Sorry, I’m gonna geek out a little because I’ve been wanting to talk about my build. I built my first PC in 2016, and aside from the monitor and storage, it’s stayed pretty much the same since then. A few weeks ago I upgraded to RTX 2070 (I know, ray-tracing is an unproven technology, but I mostly got it because it was the right balance of power and cost), and very quickly realized I was also going to have to upgrade my CPU to take advantage of it. For a while I toyed around with upgrading to an i7-7700k, which would have been the most recent CPU my motherboard was compatible with, but eventually I decided I may as well go all in, so I got an i7-9700k and a new Z390 motherboard (this was around Black Friday, so I even got some decent deals). I actually installed everything last week, and it went about as smoothly as it could have. Aside from some minor boot and fan issues, I was back up and running immediately.

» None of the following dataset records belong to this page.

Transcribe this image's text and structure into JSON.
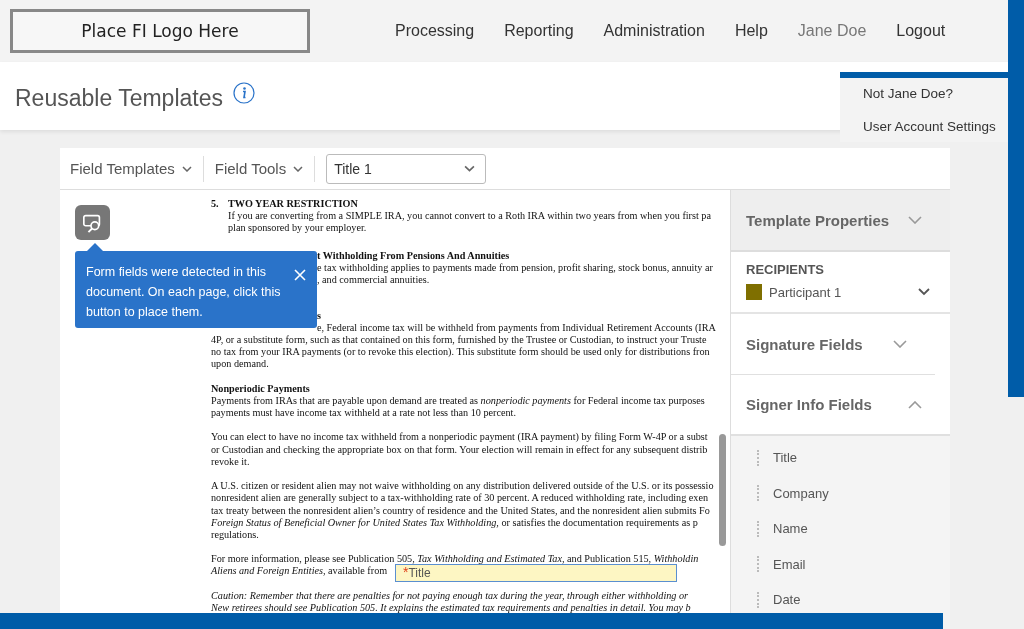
{
  "logo": "Place FI Logo Here",
  "nav": [
    {
      "label": "Processing",
      "selected": false
    },
    {
      "label": "Reporting",
      "selected": false
    },
    {
      "label": "Administration",
      "selected": false
    },
    {
      "label": "Help",
      "selected": false
    },
    {
      "label": "Jane Doe",
      "selected": true
    },
    {
      "label": "Logout",
      "selected": false
    }
  ],
  "user_menu": [
    "Not Jane Doe?",
    "User Account Settings"
  ],
  "page_title": "Reusable Templates",
  "toolbar": {
    "menus": [
      "Field Templates",
      "Field Tools"
    ],
    "select_value": "Title 1"
  },
  "detect_tip": "Form fields were detected in this document. On each page, click this button to place them.",
  "document": [
    {
      "lines": [
        {
          "kind": "heading",
          "num": "5.",
          "text": "TWO YEAR RESTRICTION"
        },
        {
          "kind": "indent",
          "text": "If you are converting from a SIMPLE IRA, you cannot convert to a Roth IRA within two years from when you first pa"
        },
        {
          "kind": "indent",
          "text": "plan sponsored by your employer."
        }
      ]
    },
    {
      "lines": [
        {
          "kind": "covered-bold",
          "text": "t Withholding From Pensions And Annuities"
        },
        {
          "kind": "covered",
          "text": "e tax withholding applies to payments made from pension, profit sharing, stock bonus, annuity ar"
        },
        {
          "kind": "covered",
          "text": ", and commercial annuities."
        }
      ]
    },
    {
      "lines": [
        {
          "kind": "covered-bold",
          "text": "s"
        },
        {
          "kind": "covered",
          "text": "e, Federal income tax will be withheld from payments from Individual Retirement Accounts (IRA"
        },
        {
          "kind": "plain",
          "text": "4P, or a substitute form, such as that contained on this form, furnished by the Trustee or Custodian, to instruct your Truste"
        },
        {
          "kind": "plain",
          "text": "no tax from your IRA payments (or to revoke this election). This substitute form should be used only for distributions fron"
        },
        {
          "kind": "plain",
          "text": "upon demand."
        }
      ]
    },
    {
      "lines": [
        {
          "kind": "bold",
          "text": "Nonperiodic Payments"
        },
        {
          "kind": "plain",
          "text": "Payments from IRAs that are payable upon demand are treated as *nonperiodic payments* for Federal income tax purposes"
        },
        {
          "kind": "plain",
          "text": "payments must have income tax withheld at a rate not less than 10 percent."
        }
      ]
    },
    {
      "lines": [
        {
          "kind": "plain",
          "text": "You can elect to have no income tax withheld from a nonperiodic payment (IRA payment) by filing Form W-4P or a subst"
        },
        {
          "kind": "plain",
          "text": "or Custodian and checking the appropriate box on that form. Your election will remain in effect for any subsequent distrib"
        },
        {
          "kind": "plain",
          "text": "revoke it."
        }
      ]
    },
    {
      "lines": [
        {
          "kind": "plain",
          "text": "A U.S. citizen or resident alien may not waive withholding on any distribution delivered outside of the U.S. or its possessio"
        },
        {
          "kind": "plain",
          "text": "nonresident alien are generally subject to a tax-withholding rate of 30 percent. A reduced withholding rate, including exen"
        },
        {
          "kind": "plain",
          "text": "tax treaty between the nonresident alien’s country of residence and the United States, and the nonresident alien submits Fo"
        },
        {
          "kind": "plain",
          "text": "*Foreign Status of Beneficial Owner for United States Tax Withholding,* or satisfies the documentation requirements as p"
        },
        {
          "kind": "plain",
          "text": "regulations."
        }
      ]
    },
    {
      "lines": [
        {
          "kind": "plain",
          "text": "For more information, please see Publication 505, *Tax Withholding and Estimated Tax*, and Publication 515, *Withholdin*"
        },
        {
          "kind": "plain",
          "text": "*Aliens and Foreign Entities*, available from"
        }
      ]
    },
    {
      "lines": [
        {
          "kind": "italic",
          "text": "Caution: Remember that there are penalties for not paying enough tax during the year, through either withholding or"
        },
        {
          "kind": "italic",
          "text": "New retirees should see Publication 505. It explains the estimated tax requirements and penalties in detail. You may b"
        }
      ]
    }
  ],
  "placed_field": {
    "marker": "*",
    "label": "Title"
  },
  "sidebar": {
    "template_properties": {
      "title": "Template Properties",
      "expanded": false
    },
    "recipients": {
      "heading": "RECIPIENTS",
      "name": "Participant 1",
      "color": "#7f6f00"
    },
    "sections": [
      {
        "title": "Signature Fields",
        "expanded": false
      },
      {
        "title": "Signer Info Fields",
        "expanded": true
      }
    ],
    "fields": [
      "Title",
      "Company",
      "Name",
      "Email",
      "Date"
    ]
  }
}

So basically I went from a mid-ish range build to something closer to high-end, and I’m pretty happy with it. Maybe it has something to do with poor people (i.e, me) deriving more happiness from material goods than rich people? Anyway, I’ve mainly been playing Hitman 2 and Rise of the Tomb Raider on it, and they both run beautifully, at much better settings than I would have been able to run them before, and I’m actually taking advantage of my high refresh rate monitor. I still need to change my fan setup, since their positioning is slightly off, but it shouldn’t take more than 45 minutes to fix. I also want to upgrade to all SSD storage at some point, and swap my RAM out for something faster, but I need to chill out for a while after spending so much.